ASSIGNED TASK: If the records include pictures, omit them and set down everything else verbatim.

INPUT DATA:
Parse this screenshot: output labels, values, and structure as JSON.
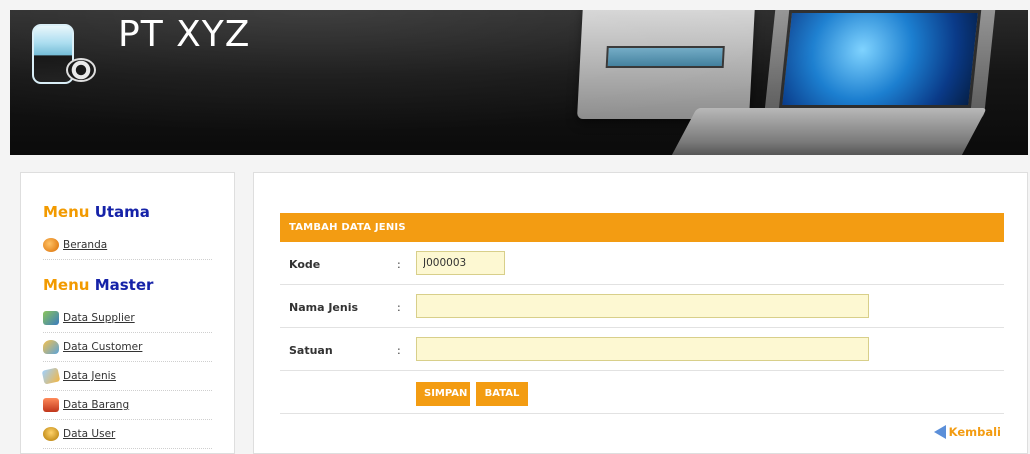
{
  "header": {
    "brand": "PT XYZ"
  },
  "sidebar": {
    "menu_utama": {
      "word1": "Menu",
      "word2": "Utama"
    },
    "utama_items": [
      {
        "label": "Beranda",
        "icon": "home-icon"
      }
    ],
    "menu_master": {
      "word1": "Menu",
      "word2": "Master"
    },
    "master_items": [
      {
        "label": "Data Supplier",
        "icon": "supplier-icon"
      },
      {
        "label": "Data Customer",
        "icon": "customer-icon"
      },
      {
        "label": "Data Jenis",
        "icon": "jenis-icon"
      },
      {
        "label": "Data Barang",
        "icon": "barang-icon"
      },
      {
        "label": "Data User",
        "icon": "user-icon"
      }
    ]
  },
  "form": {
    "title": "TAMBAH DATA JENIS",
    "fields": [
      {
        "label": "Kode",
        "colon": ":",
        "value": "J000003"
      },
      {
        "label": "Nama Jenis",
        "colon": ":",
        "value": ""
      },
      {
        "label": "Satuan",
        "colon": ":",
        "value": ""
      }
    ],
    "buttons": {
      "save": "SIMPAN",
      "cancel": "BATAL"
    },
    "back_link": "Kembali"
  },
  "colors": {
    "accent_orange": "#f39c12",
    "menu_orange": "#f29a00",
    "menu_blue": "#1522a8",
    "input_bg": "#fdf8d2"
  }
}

TASK RESPONSE:
Parse this screenshot: output labels, values, and structure as JSON.
{
  "header": {
    "brand": "PT XYZ"
  },
  "sidebar": {
    "menu_utama": {
      "word1": "Menu",
      "word2": "Utama"
    },
    "utama_items": [
      {
        "label": "Beranda",
        "icon": "home-icon"
      }
    ],
    "menu_master": {
      "word1": "Menu",
      "word2": "Master"
    },
    "master_items": [
      {
        "label": "Data Supplier",
        "icon": "supplier-icon"
      },
      {
        "label": "Data Customer",
        "icon": "customer-icon"
      },
      {
        "label": "Data Jenis",
        "icon": "jenis-icon"
      },
      {
        "label": "Data Barang",
        "icon": "barang-icon"
      },
      {
        "label": "Data User",
        "icon": "user-icon"
      }
    ]
  },
  "form": {
    "title": "TAMBAH DATA JENIS",
    "fields": [
      {
        "label": "Kode",
        "colon": ":",
        "value": "J000003"
      },
      {
        "label": "Nama Jenis",
        "colon": ":",
        "value": ""
      },
      {
        "label": "Satuan",
        "colon": ":",
        "value": ""
      }
    ],
    "buttons": {
      "save": "SIMPAN",
      "cancel": "BATAL"
    },
    "back_link": "Kembali"
  },
  "colors": {
    "accent_orange": "#f39c12",
    "menu_orange": "#f29a00",
    "menu_blue": "#1522a8",
    "input_bg": "#fdf8d2"
  }
}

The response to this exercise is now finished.